### Exercise directions
The required answer is the count of lines in the records that contain "JSON", with no other text.

### Record excerpts
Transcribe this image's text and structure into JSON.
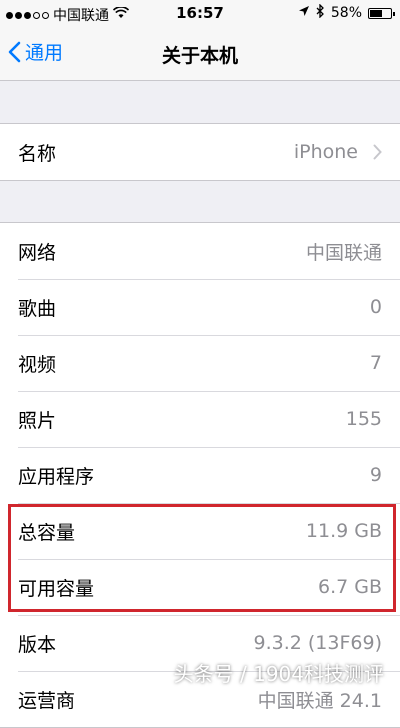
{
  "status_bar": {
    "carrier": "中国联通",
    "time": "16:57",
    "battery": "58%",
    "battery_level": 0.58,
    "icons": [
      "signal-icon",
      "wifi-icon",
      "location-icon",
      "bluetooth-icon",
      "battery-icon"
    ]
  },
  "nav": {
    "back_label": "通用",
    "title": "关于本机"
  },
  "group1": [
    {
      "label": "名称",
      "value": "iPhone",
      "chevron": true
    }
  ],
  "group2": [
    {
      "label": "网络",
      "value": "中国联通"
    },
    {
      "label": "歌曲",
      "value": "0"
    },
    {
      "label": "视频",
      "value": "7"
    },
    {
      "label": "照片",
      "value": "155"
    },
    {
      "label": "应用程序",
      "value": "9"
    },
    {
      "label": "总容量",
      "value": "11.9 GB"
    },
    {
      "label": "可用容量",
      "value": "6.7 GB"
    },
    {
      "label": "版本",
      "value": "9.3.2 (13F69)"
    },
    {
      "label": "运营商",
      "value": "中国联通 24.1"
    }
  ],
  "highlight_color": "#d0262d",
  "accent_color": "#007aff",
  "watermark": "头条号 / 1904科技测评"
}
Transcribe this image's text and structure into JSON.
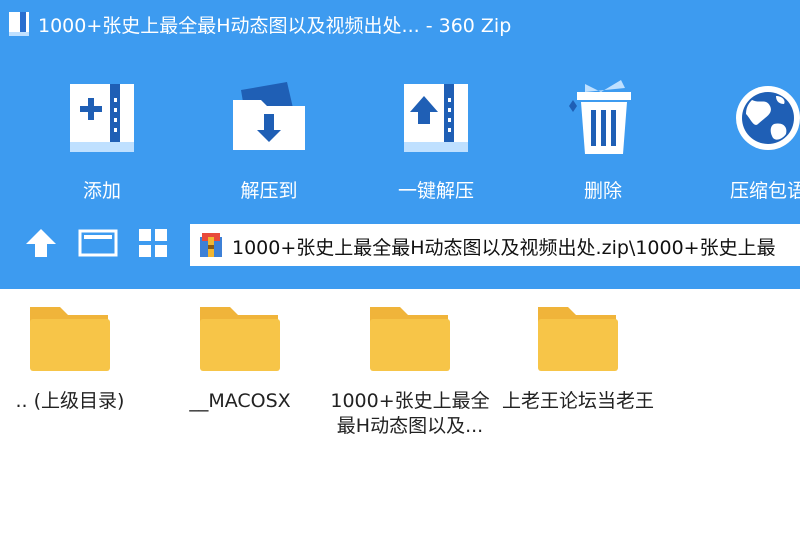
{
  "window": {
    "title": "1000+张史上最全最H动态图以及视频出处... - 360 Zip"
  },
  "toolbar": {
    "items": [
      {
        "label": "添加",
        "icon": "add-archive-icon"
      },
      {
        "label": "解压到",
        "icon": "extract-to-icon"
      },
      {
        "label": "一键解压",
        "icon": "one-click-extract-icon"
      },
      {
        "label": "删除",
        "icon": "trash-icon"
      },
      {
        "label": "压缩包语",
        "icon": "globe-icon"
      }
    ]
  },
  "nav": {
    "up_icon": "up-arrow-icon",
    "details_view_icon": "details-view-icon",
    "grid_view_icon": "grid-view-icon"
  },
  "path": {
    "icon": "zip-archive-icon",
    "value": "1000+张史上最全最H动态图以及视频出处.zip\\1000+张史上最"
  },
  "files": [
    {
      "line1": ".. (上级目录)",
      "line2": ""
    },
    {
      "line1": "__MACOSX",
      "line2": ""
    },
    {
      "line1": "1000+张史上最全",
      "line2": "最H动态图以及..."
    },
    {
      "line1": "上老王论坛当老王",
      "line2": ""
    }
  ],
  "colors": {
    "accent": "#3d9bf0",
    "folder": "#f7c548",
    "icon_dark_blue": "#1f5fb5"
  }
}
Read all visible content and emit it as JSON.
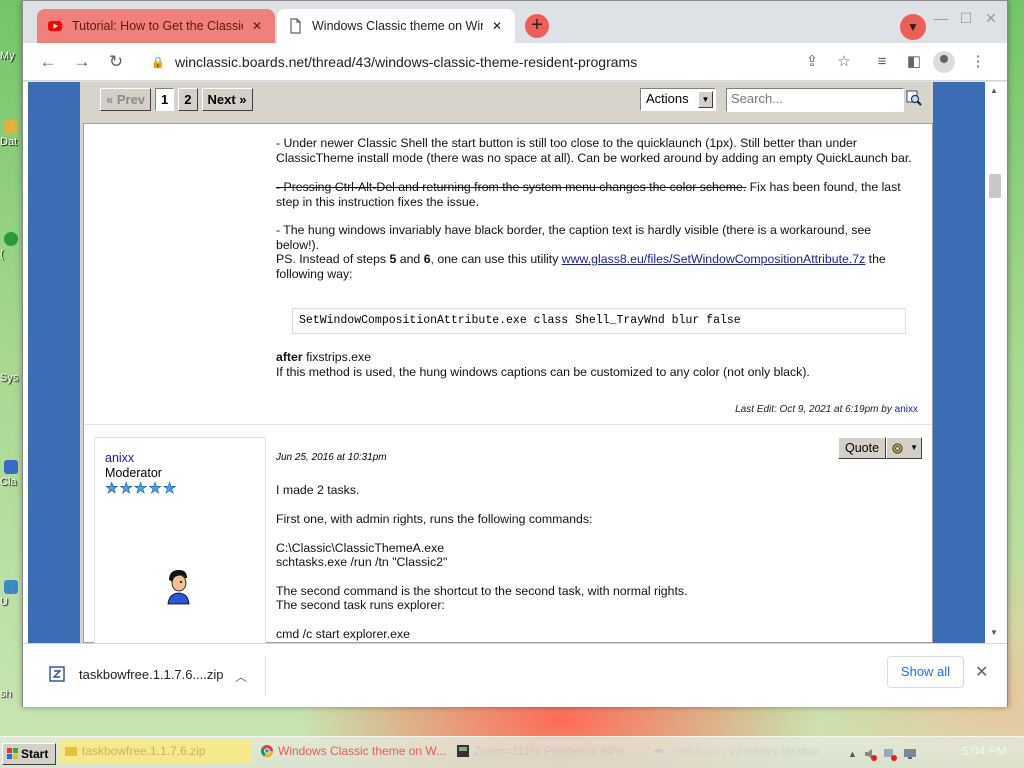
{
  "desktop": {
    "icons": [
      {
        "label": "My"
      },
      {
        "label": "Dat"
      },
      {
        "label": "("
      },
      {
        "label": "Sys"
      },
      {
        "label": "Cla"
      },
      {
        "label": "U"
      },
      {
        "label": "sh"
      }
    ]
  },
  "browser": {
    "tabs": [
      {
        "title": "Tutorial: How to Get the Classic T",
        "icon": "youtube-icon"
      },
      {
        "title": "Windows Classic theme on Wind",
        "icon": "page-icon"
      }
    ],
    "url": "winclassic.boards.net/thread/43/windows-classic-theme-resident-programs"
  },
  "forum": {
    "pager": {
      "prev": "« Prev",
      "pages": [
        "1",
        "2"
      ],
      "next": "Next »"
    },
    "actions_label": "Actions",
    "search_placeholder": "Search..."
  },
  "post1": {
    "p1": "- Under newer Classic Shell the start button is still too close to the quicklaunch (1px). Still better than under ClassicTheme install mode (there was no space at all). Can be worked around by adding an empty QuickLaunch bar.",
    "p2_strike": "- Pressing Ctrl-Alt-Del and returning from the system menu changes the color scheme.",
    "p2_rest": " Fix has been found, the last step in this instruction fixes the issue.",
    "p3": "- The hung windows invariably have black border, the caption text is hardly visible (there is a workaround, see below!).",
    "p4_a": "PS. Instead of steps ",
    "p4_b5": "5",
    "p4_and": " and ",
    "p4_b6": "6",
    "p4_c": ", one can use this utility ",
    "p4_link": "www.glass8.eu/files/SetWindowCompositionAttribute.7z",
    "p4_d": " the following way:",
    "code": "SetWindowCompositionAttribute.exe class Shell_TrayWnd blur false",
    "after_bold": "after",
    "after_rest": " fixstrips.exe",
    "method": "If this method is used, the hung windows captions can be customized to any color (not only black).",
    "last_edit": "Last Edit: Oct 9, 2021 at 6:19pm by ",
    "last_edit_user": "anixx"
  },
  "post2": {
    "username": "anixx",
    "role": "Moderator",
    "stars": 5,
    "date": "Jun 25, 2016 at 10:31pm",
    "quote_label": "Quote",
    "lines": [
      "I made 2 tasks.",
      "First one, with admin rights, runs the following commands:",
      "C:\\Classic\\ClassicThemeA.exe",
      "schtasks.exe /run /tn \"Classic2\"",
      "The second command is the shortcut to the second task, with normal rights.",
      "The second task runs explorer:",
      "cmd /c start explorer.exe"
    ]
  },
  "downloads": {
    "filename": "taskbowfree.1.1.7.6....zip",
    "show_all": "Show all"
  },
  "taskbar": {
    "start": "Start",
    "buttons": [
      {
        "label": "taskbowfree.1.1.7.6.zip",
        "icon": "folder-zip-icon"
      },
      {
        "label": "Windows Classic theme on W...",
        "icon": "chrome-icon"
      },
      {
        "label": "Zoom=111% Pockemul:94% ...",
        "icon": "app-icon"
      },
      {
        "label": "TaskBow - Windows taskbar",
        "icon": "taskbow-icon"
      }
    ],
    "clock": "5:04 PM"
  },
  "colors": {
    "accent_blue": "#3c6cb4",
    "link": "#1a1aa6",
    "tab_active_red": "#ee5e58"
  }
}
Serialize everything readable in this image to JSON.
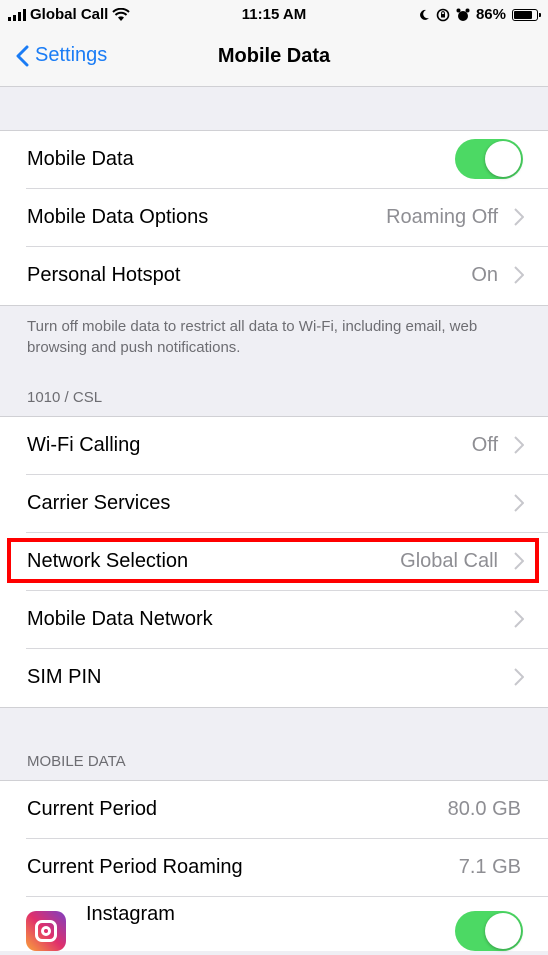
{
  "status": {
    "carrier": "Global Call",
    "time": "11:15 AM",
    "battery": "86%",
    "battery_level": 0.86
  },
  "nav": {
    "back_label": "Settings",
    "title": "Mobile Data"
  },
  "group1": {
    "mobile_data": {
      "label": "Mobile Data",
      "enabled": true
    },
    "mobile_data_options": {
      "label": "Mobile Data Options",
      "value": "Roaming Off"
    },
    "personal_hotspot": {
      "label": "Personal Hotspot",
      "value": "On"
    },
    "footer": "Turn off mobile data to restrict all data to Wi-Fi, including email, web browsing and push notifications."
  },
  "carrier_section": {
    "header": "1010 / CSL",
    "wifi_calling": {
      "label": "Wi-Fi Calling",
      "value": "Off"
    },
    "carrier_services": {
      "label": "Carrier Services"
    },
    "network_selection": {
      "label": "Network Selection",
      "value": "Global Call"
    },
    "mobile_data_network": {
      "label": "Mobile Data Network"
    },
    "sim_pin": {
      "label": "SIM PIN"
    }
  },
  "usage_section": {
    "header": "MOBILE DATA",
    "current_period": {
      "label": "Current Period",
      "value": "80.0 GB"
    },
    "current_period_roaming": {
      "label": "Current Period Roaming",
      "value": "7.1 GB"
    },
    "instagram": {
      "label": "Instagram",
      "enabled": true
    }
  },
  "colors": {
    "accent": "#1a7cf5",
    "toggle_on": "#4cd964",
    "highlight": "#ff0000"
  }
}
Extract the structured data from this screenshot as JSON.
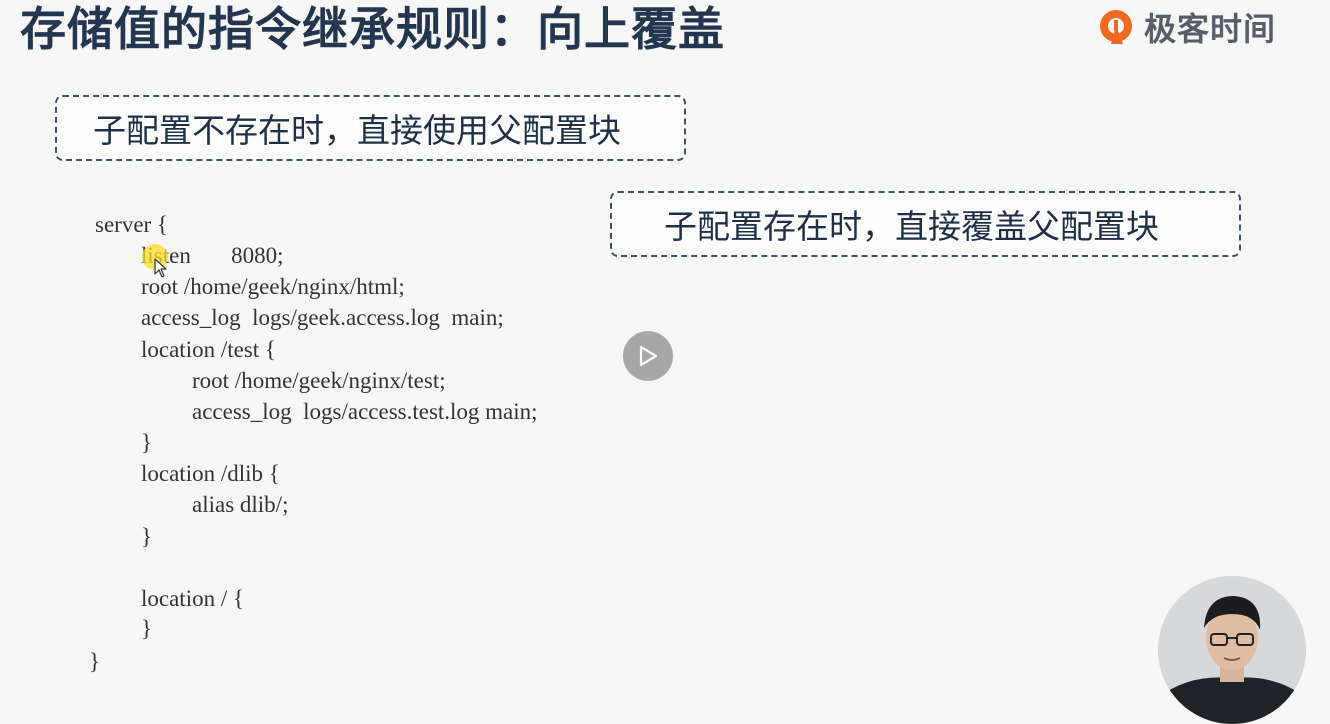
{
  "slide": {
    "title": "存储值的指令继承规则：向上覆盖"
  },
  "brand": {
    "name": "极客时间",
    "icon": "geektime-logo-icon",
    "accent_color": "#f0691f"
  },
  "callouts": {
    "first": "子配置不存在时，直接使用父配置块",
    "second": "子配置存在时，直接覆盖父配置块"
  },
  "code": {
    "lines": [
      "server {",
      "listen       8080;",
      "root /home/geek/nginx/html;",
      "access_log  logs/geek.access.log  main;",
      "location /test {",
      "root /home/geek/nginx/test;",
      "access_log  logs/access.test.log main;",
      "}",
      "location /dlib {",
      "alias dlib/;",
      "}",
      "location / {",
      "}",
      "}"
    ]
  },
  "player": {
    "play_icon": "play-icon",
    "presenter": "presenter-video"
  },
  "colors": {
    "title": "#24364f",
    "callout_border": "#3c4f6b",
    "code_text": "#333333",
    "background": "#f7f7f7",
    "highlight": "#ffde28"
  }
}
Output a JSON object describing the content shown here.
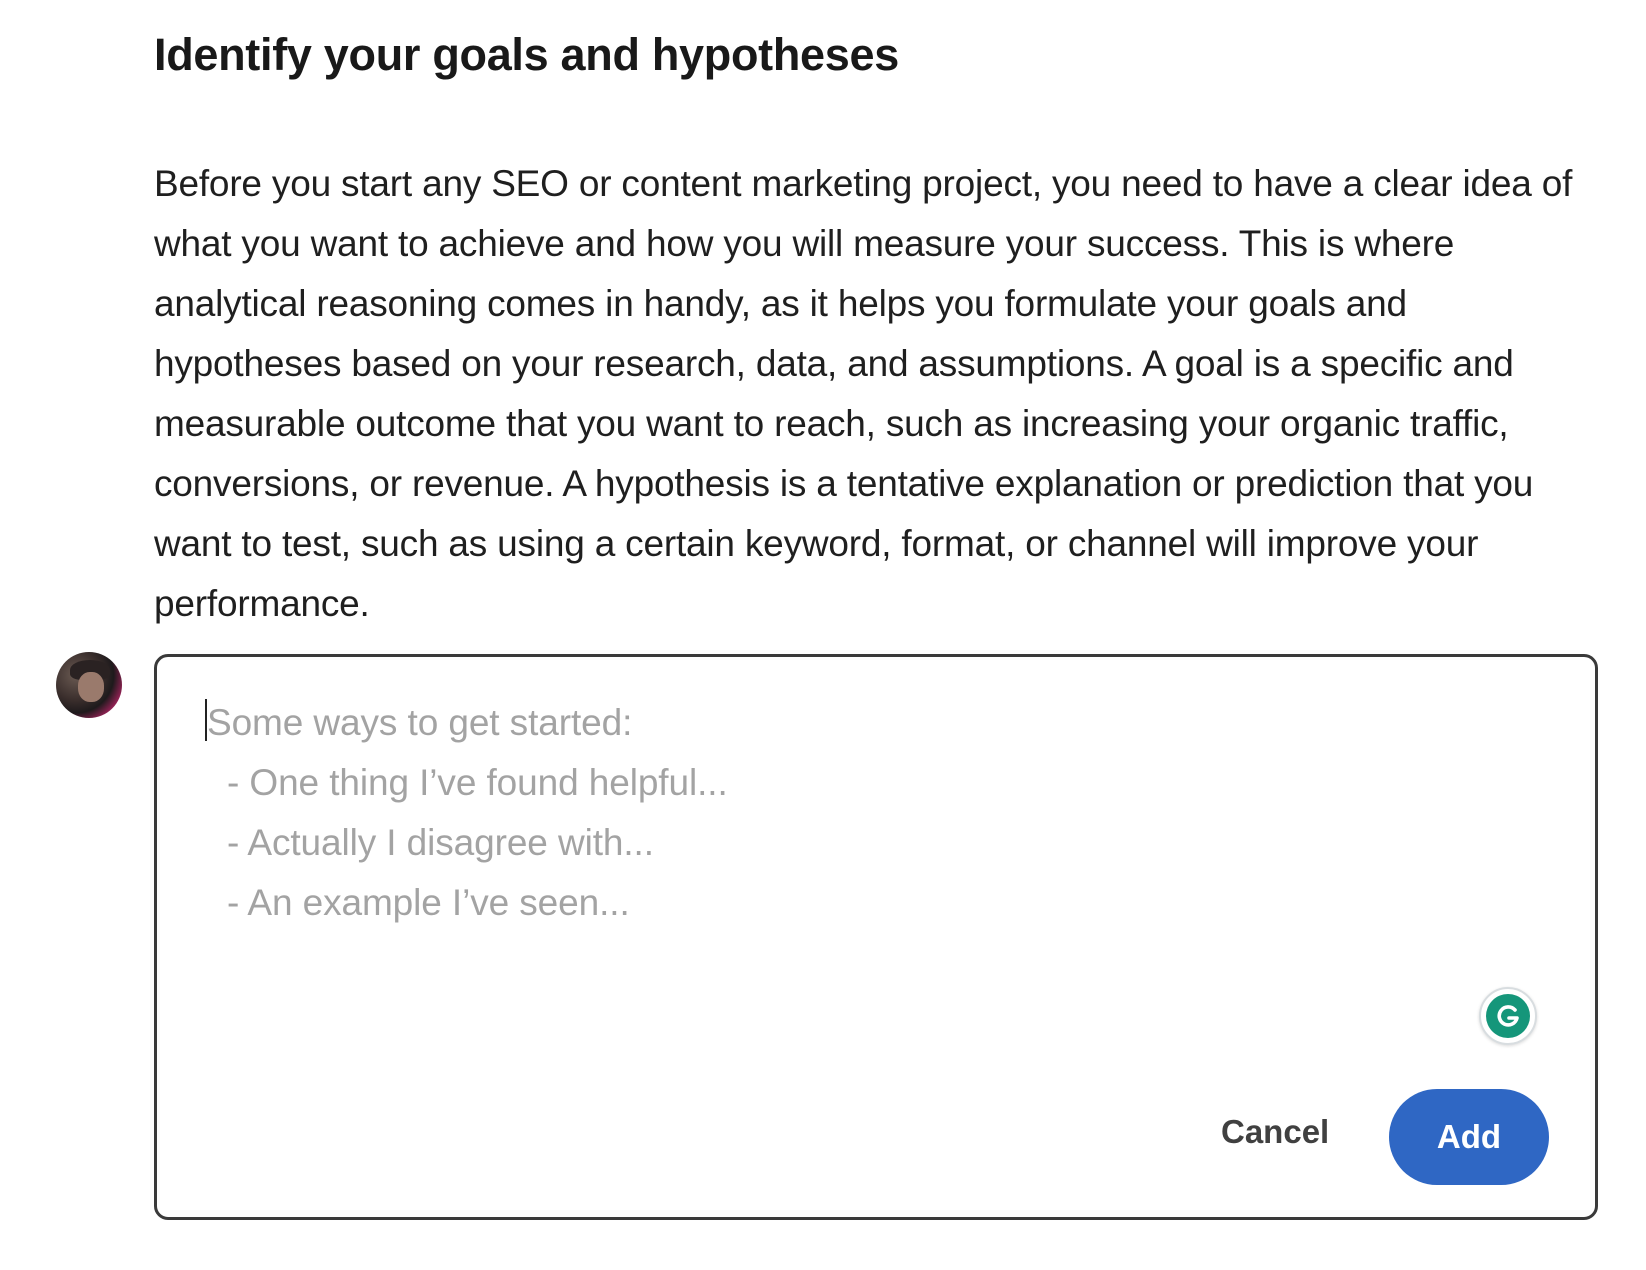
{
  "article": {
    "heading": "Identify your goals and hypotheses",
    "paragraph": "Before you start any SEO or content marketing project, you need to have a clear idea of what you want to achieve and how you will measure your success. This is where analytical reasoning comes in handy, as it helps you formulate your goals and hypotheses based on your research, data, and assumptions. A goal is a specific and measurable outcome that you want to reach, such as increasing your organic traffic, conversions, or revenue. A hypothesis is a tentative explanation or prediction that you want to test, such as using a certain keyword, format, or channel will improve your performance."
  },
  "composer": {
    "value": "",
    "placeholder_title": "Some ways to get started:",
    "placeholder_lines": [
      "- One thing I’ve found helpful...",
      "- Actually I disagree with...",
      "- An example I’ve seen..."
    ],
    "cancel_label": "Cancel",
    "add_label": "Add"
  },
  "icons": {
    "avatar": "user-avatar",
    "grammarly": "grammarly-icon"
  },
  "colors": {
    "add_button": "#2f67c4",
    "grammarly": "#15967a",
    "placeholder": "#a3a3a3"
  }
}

### Output of the exercise
6